START Exercise data

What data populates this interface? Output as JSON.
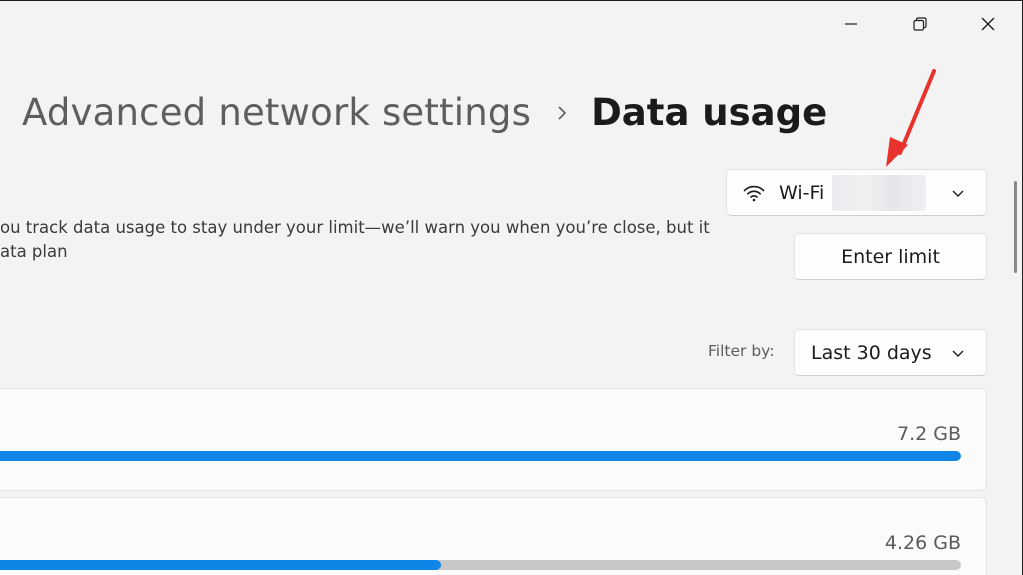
{
  "breadcrumb": {
    "parent": "Advanced network settings",
    "current": "Data usage"
  },
  "network_select": {
    "label": "Wi-Fi"
  },
  "limit": {
    "button_label": "Enter limit"
  },
  "description": {
    "line1": "ou track data usage to stay under your limit—we’ll warn you when you’re close, but it",
    "line2": "ata plan"
  },
  "filter": {
    "label": "Filter by:",
    "selected": "Last 30 days"
  },
  "usage": [
    {
      "amount": "7.2 GB",
      "fraction": 1.0
    },
    {
      "amount": "4.26 GB",
      "fraction": 0.459
    }
  ],
  "colors": {
    "accent": "#0f85e8",
    "annotation_arrow": "#e8322c"
  },
  "icons": {
    "minimize": "minimize-icon",
    "restore": "restore-icon",
    "close": "close-icon",
    "wifi": "wifi-icon",
    "chevron": "chevron-down-icon",
    "breadcrumb_separator": "chevron-right-icon"
  }
}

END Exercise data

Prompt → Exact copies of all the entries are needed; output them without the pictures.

Answer to the exercise →
What data populates this interface? Output as JSON.
{
  "breadcrumb": {
    "parent": "Advanced network settings",
    "current": "Data usage"
  },
  "network_select": {
    "label": "Wi-Fi"
  },
  "limit": {
    "button_label": "Enter limit"
  },
  "description": {
    "line1": "ou track data usage to stay under your limit—we’ll warn you when you’re close, but it",
    "line2": "ata plan"
  },
  "filter": {
    "label": "Filter by:",
    "selected": "Last 30 days"
  },
  "usage": [
    {
      "amount": "7.2 GB",
      "fraction": 1.0
    },
    {
      "amount": "4.26 GB",
      "fraction": 0.459
    }
  ],
  "colors": {
    "accent": "#0f85e8",
    "annotation_arrow": "#e8322c"
  },
  "icons": {
    "minimize": "minimize-icon",
    "restore": "restore-icon",
    "close": "close-icon",
    "wifi": "wifi-icon",
    "chevron": "chevron-down-icon",
    "breadcrumb_separator": "chevron-right-icon"
  }
}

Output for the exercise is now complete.